▶ **WORK ORDER**: Track down every line below that holds "Agregar" and copy it.

BEGIN RECORDS SUPPLIED

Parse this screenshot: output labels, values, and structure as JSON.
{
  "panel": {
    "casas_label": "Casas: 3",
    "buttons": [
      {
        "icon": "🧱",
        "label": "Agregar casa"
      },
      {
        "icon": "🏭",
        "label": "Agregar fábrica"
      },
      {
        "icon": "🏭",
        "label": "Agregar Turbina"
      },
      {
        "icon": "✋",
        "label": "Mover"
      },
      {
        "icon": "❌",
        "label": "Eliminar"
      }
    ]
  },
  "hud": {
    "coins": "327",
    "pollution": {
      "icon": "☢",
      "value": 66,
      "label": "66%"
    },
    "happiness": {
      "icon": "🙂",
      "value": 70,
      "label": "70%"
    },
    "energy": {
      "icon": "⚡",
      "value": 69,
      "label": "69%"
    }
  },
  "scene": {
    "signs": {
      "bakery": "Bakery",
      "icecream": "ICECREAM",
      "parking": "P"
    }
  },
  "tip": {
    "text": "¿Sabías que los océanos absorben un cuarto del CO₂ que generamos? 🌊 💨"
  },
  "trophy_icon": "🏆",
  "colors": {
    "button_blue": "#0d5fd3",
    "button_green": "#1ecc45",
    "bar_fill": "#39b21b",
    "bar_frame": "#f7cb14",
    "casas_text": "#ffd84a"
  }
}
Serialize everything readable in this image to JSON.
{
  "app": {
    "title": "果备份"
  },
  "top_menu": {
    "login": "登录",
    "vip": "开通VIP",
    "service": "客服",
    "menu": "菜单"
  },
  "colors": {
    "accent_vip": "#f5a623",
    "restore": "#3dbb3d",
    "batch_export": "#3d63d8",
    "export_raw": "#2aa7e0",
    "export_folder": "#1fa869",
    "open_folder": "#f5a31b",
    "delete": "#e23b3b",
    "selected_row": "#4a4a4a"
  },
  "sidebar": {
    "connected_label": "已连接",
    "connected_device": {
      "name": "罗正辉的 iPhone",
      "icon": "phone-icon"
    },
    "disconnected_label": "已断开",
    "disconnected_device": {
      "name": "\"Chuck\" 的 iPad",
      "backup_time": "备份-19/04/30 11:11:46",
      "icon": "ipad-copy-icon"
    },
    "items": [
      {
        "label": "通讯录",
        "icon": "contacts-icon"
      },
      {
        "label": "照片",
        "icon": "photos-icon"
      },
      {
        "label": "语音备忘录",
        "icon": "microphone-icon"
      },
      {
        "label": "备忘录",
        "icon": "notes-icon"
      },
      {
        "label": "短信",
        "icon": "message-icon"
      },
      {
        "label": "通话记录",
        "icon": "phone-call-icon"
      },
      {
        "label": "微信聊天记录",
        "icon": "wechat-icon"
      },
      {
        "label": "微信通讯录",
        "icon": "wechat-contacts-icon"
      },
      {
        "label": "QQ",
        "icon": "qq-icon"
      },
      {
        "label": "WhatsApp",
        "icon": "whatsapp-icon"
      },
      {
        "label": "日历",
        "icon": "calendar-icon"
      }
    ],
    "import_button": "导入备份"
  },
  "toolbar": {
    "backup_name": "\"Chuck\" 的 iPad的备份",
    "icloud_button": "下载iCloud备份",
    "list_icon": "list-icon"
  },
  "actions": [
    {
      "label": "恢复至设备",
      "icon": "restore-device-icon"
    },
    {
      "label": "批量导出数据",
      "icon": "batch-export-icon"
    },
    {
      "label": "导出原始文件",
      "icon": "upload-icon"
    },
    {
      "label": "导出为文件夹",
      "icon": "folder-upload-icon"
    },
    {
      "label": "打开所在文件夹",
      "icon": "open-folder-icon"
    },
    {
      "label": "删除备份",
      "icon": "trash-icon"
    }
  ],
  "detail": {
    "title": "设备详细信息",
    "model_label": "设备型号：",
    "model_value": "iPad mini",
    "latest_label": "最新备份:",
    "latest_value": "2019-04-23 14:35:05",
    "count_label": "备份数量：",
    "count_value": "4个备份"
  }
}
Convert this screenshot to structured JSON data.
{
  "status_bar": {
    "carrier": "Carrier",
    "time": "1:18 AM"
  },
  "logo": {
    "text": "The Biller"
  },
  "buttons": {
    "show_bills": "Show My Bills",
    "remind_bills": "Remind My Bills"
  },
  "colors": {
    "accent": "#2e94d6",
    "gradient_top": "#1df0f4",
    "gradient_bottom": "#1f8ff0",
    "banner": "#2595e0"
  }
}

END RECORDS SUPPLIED

▶ **FINISHED TASK**:
        "label": "Agregar casa"
        "label": "Agregar fábrica"
        "label": "Agregar Turbina"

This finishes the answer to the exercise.